When it comes to curbing ocean plastic pollution, what do you think is the best route forward?
Plastic pollution in the ocean and along the coastline is a major problem for Californians—it costs taxpayers and local governments money to clean it up, and it can discourage tourism. The U.S. EPA found that California’s coastal cities and counties spend about $420 million annually to clean up marine debris. But plastic product litter doesn’t just damage California’s economy, it hurts marine life. In 2012, 663 species of marine animals either got entangled in plastic products or ingested them—a two-thirds increase in species from 1998.

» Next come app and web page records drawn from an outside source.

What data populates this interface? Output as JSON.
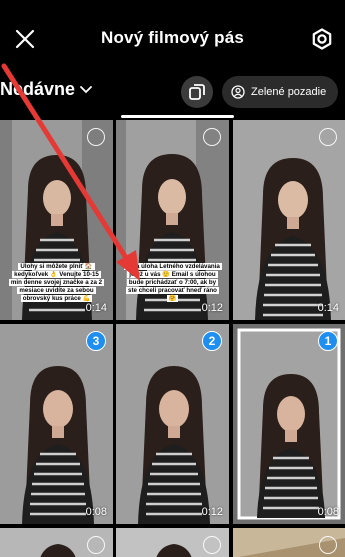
{
  "header": {
    "title": "Nový filmový pás",
    "close_icon": "close-icon",
    "settings_icon": "gear-icon"
  },
  "toolbar": {
    "album_label": "Nedávne",
    "green_screen_label": "Zelené pozadie"
  },
  "grid": {
    "rows": [
      [
        {
          "duration": "0:14",
          "selection": "",
          "caption": "Úlohy si môžete plniť 🏠 kedykoľvek 👌 Venujte 10-15 min denne svojej značke a za 2 mesiace uvidíte za sebou obrovský kus práce 💪"
        },
        {
          "duration": "0:12",
          "selection": "",
          "caption": "Prvá úloha Letného vzdelávania je už u vás 🙂 Email s úlohou bude prichádzať o 7:00, ak by ste chceli pracovať hneď ráno 🤗"
        },
        {
          "duration": "0:14",
          "selection": "",
          "caption": ""
        }
      ],
      [
        {
          "duration": "0:08",
          "selection": "3",
          "caption": ""
        },
        {
          "duration": "0:12",
          "selection": "2",
          "caption": ""
        },
        {
          "duration": "0:08",
          "selection": "1",
          "caption": ""
        }
      ]
    ]
  },
  "colors": {
    "background": "#000000",
    "accent_blue": "#1f8ef1",
    "annotation_arrow": "#e53935"
  }
}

This year I introduced legislation that would have required producers of the most commonly found marine plastic pollution to help address the problem they helped create. Since producers are in the best position to redesign products and packaging to create less waste, as well as to boost recycling and collection, I believe it’s reasonable and necessary to require them to do so. Unfortunately, that bill couldn’t muster the required votes to pass this year. Substantial policy questions like this can take some time to be successful. It also takes extensive efforts to educate policy makers on the significance of the problem and the value of the solution. These efforts are far from over. Similarly, legislation that would have restricted single-use plastic bags failed passage in the Senate. Clearly, it will be difficult to pass comprehensive legislation that will reduce harmful plastic pollution at the state level. Nevertheless, as Chair of the Assembly Select Committee on Coastal Protection, I will continue to fight for such policies here and investigate potential solutions.
While the state has lagged in this area, local governments are increasing their efforts to reduce plastic pollution. Several major coastal counties have adopted plastic bag ordinances. I’m pleased to report that our district is ahead of the curve in this area, with similar ordinance adoptions by the cities of Santa Cruz, Capitola, Carmel, Monterey, and San Jose, as well as the counties of Santa Cruz and Santa Clara. Even more governments in our area, including Monterey County, are well on their way to passing similar ordinances.
California has led the nation in identifying and reducing toxic substance exposure to its residents. What are your thoughts on the federal debate about creating a national policy on harmful chemicals?
I join Sen. Barbara Boxer, Attorney General Kamala Harris, and a host of California elected officials in wholeheartedly denouncing the congressional effort to sidestep robust state laws protecting Californians from harmful chemicals. The Chemical Safety and Improvement Act includes broad preemption provisions that prevent states from acting to address risks of potentially toxic substances. This week I introduced a resolution to urge the President and Congress to object to the current version of the act.
Time and again, California voters have expressed their desire for policies that require transparency about chemicals in consumer products, as well as vigorous evaluation of risk and firm restrictions on verified toxic substances. This federal effort is clearly a blatant attempt to circumvent the strong protections that California voters approved.
Several California laws are at risk. In 1986, California voters overwhelmingly passed The Safe Drinking Water and Toxic Enforcement Act through Proposition 65 in order to decrease California’s exposure to toxic substances known to cause cancer, birth defects, or other reproductive harm by requiring labeling of consumer products containing these toxic substances. In 2008, the Legislature passed legislation establishing the Green Chemistry Program, in order to decrease California’s exposure to toxic substances by identifying and prioritizing chemicals of concern and evaluating safer alternatives to toxic chemicals through a science-based approach. Key components of these landmark laws would be invalidated by the federal legislation.